* **WORK ORDER**
Apart from the images, the records below need to be copied exactly.

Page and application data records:
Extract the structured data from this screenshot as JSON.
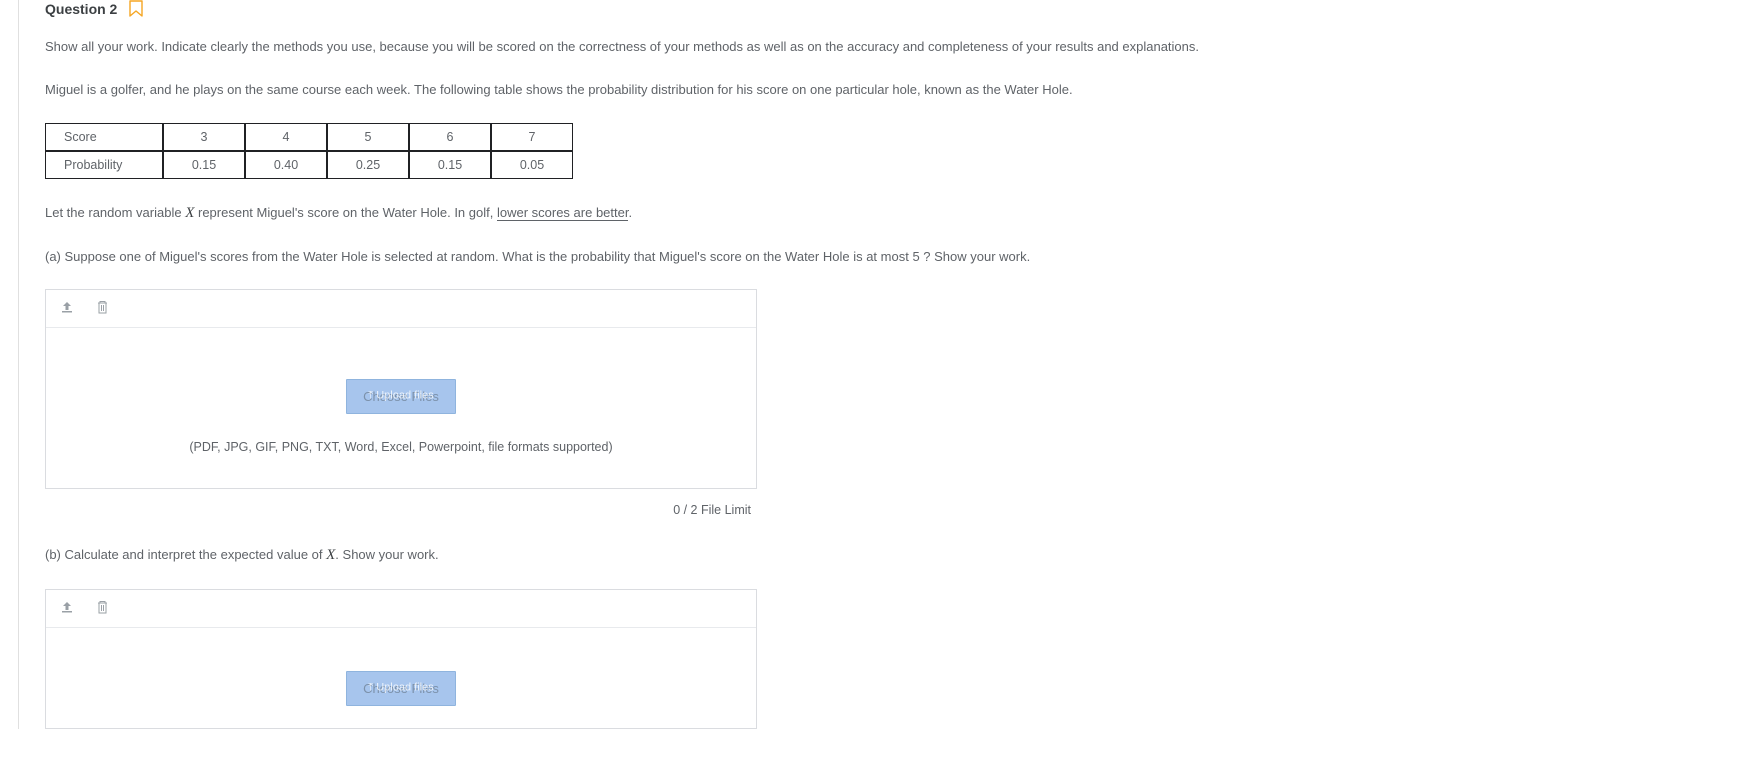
{
  "question": {
    "title": "Question 2",
    "instructions": "Show all your work. Indicate clearly the methods you use, because you will be scored on the correctness of your methods as well as on the accuracy and completeness of your results and explanations.",
    "context": "Miguel is a golfer, and he plays on the same course each week. The following table shows the probability distribution for his score on one particular hole, known as the Water Hole.",
    "table": {
      "row1_head": "Score",
      "row1": [
        "3",
        "4",
        "5",
        "6",
        "7"
      ],
      "row2_head": "Probability",
      "row2": [
        "0.15",
        "0.40",
        "0.25",
        "0.15",
        "0.05"
      ]
    },
    "let_pre": "Let the random variable ",
    "let_mid": " represent Miguel's score on the Water Hole. In golf, ",
    "let_underlined": "lower scores are better",
    "let_post": ".",
    "part_a": "(a) Suppose one of Miguel's scores from the Water Hole is selected at random. What is the probability that Miguel's score on the Water Hole is at most 5 ? Show your work.",
    "part_b_pre": "(b) Calculate and interpret the expected value of ",
    "part_b_post": ". Show your work."
  },
  "upload": {
    "choose_label": "Choose Files",
    "ghost_label": "Upload files",
    "formats": "(PDF, JPG, GIF, PNG, TXT, Word, Excel, Powerpoint, file formats supported)",
    "limit": "0 / 2 File Limit"
  }
}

* **EXERCISE SOLUTION**
Extract the structured data from this screenshot as JSON.
{
  "question": {
    "title": "Question 2",
    "instructions": "Show all your work. Indicate clearly the methods you use, because you will be scored on the correctness of your methods as well as on the accuracy and completeness of your results and explanations.",
    "context": "Miguel is a golfer, and he plays on the same course each week. The following table shows the probability distribution for his score on one particular hole, known as the Water Hole.",
    "table": {
      "row1_head": "Score",
      "row1": [
        "3",
        "4",
        "5",
        "6",
        "7"
      ],
      "row2_head": "Probability",
      "row2": [
        "0.15",
        "0.40",
        "0.25",
        "0.15",
        "0.05"
      ]
    },
    "let_pre": "Let the random variable ",
    "let_mid": " represent Miguel's score on the Water Hole. In golf, ",
    "let_underlined": "lower scores are better",
    "let_post": ".",
    "part_a": "(a) Suppose one of Miguel's scores from the Water Hole is selected at random. What is the probability that Miguel's score on the Water Hole is at most 5 ? Show your work.",
    "part_b_pre": "(b) Calculate and interpret the expected value of ",
    "part_b_post": ". Show your work."
  },
  "upload": {
    "choose_label": "Choose Files",
    "ghost_label": "Upload files",
    "formats": "(PDF, JPG, GIF, PNG, TXT, Word, Excel, Powerpoint, file formats supported)",
    "limit": "0 / 2 File Limit"
  }
}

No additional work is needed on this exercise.